== Segment start ==

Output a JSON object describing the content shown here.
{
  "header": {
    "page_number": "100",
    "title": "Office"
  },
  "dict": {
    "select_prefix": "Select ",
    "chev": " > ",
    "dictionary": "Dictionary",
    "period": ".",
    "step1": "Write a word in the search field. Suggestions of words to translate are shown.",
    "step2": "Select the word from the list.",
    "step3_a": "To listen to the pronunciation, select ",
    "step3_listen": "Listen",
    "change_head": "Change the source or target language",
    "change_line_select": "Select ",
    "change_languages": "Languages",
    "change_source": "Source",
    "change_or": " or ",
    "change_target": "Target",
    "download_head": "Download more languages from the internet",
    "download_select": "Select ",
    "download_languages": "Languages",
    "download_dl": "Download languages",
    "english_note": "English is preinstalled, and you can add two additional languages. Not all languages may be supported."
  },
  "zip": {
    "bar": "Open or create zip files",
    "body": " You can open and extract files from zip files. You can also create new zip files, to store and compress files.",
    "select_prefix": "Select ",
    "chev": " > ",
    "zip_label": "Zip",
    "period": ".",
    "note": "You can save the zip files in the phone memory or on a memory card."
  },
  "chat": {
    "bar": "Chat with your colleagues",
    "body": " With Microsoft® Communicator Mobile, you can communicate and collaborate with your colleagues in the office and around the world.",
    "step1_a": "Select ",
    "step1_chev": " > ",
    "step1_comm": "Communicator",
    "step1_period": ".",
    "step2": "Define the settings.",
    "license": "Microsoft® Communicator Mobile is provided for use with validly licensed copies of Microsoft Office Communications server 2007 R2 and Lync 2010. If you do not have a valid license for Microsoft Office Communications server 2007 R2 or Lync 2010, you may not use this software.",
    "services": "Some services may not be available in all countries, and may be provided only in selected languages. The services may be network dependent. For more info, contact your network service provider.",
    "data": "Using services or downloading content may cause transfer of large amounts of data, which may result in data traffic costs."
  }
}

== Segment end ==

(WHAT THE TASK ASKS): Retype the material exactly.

(SOLUTION BELOW):
Output a JSON object describing the content shown here.
{
  "header": {
    "page_number": "100",
    "title": "Office"
  },
  "dict": {
    "select_prefix": "Select ",
    "chev": " > ",
    "dictionary": "Dictionary",
    "period": ".",
    "step1": "Write a word in the search field. Suggestions of words to translate are shown.",
    "step2": "Select the word from the list.",
    "step3_a": "To listen to the pronunciation, select ",
    "step3_listen": "Listen",
    "change_head": "Change the source or target language",
    "change_line_select": "Select ",
    "change_languages": "Languages",
    "change_source": "Source",
    "change_or": " or ",
    "change_target": "Target",
    "download_head": "Download more languages from the internet",
    "download_select": "Select ",
    "download_languages": "Languages",
    "download_dl": "Download languages",
    "english_note": "English is preinstalled, and you can add two additional languages. Not all languages may be supported."
  },
  "zip": {
    "bar": "Open or create zip files",
    "body": " You can open and extract files from zip files. You can also create new zip files, to store and compress files.",
    "select_prefix": "Select ",
    "chev": " > ",
    "zip_label": "Zip",
    "period": ".",
    "note": "You can save the zip files in the phone memory or on a memory card."
  },
  "chat": {
    "bar": "Chat with your colleagues",
    "body": " With Microsoft® Communicator Mobile, you can communicate and collaborate with your colleagues in the office and around the world.",
    "step1_a": "Select ",
    "step1_chev": " > ",
    "step1_comm": "Communicator",
    "step1_period": ".",
    "step2": "Define the settings.",
    "license": "Microsoft® Communicator Mobile is provided for use with validly licensed copies of Microsoft Office Communications server 2007 R2 and Lync 2010. If you do not have a valid license for Microsoft Office Communications server 2007 R2 or Lync 2010, you may not use this software.",
    "services": "Some services may not be available in all countries, and may be provided only in selected languages. The services may be network dependent. For more info, contact your network service provider.",
    "data": "Using services or downloading content may cause transfer of large amounts of data, which may result in data traffic costs."
  }
}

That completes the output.